Start of EXERCISE DATA

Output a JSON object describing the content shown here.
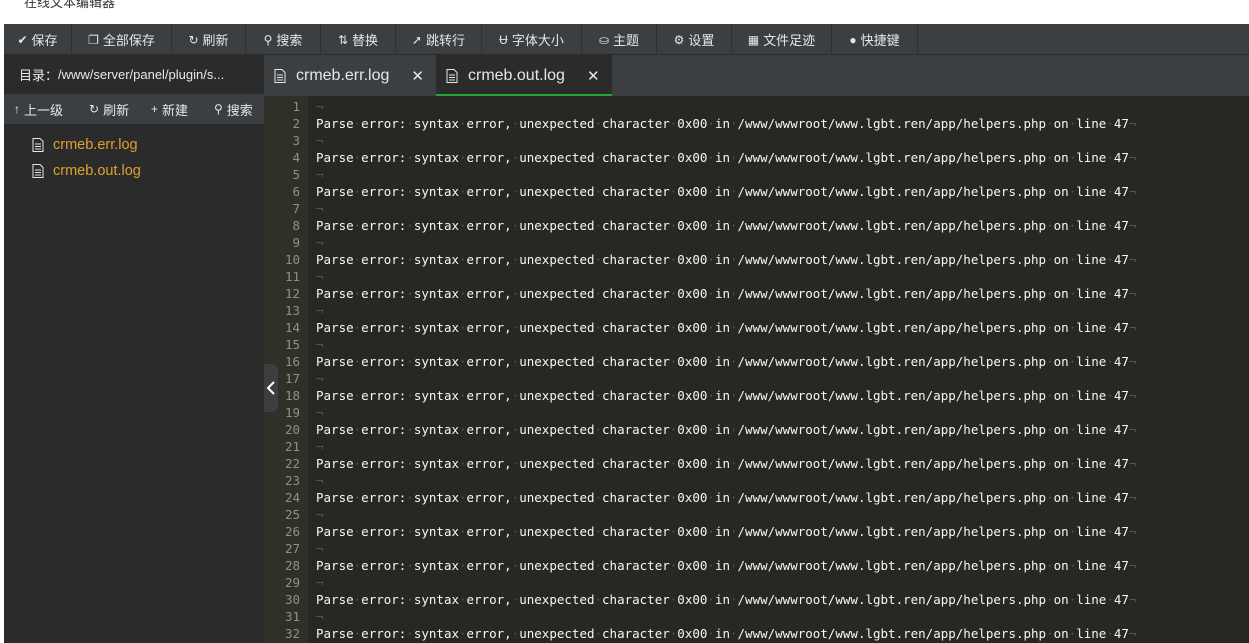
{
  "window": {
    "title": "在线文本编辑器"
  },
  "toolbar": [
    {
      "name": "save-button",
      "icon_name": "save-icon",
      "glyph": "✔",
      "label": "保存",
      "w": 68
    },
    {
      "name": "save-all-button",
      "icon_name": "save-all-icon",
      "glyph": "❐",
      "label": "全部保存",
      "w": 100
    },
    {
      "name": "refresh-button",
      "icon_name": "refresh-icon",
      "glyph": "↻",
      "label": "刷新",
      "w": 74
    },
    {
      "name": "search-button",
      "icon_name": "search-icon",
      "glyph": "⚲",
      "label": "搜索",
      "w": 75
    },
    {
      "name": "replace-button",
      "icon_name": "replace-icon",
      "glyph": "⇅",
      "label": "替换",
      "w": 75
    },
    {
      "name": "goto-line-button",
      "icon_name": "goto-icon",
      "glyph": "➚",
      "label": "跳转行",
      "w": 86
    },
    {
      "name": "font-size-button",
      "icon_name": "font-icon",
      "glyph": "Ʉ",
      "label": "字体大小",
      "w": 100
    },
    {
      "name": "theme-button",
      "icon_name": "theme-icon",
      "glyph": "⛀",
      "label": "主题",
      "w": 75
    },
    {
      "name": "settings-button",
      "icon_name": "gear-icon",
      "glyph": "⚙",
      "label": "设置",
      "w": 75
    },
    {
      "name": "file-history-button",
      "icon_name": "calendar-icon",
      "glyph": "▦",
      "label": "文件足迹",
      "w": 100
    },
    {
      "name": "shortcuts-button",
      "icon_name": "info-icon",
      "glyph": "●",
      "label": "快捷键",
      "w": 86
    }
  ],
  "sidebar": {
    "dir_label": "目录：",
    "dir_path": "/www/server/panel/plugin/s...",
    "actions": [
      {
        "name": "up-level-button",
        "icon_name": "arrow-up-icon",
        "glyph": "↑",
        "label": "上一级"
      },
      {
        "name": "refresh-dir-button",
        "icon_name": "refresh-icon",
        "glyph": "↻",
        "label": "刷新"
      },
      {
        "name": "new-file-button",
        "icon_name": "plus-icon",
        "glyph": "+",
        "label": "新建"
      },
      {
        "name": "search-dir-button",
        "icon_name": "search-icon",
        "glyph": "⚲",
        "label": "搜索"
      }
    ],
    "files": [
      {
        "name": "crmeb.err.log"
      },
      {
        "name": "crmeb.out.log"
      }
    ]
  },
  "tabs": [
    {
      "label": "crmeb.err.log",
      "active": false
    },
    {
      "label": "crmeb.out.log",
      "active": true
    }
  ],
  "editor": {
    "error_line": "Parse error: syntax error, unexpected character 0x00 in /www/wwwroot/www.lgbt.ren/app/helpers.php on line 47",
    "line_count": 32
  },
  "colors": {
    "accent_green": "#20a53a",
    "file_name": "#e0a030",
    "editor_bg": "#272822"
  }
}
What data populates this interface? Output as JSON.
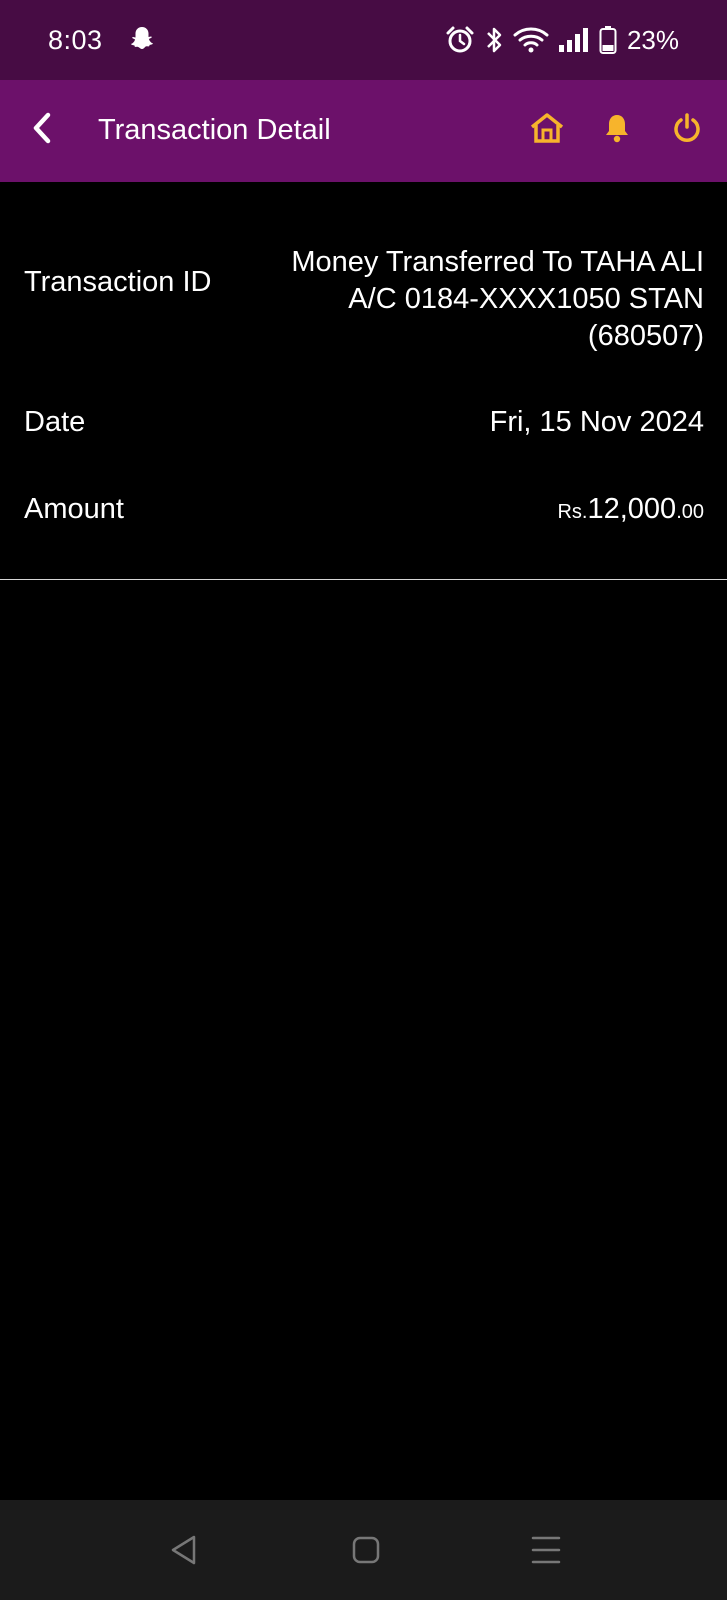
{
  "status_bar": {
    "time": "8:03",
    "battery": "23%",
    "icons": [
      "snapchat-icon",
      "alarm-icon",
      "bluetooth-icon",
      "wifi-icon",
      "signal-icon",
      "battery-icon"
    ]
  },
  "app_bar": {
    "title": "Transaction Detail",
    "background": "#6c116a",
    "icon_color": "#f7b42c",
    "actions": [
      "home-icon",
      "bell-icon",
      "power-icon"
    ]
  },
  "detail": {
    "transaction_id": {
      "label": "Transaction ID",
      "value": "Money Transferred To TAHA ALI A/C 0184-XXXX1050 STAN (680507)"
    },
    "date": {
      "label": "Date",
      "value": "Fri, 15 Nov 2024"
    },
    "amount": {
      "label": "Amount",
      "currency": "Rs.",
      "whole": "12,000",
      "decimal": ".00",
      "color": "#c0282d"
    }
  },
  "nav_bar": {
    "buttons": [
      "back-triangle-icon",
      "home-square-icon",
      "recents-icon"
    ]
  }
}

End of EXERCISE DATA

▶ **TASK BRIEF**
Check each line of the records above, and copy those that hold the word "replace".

▶ **WRITTEN RESPONSE**
      "name": "replace-button",
      "icon_name": "replace-icon",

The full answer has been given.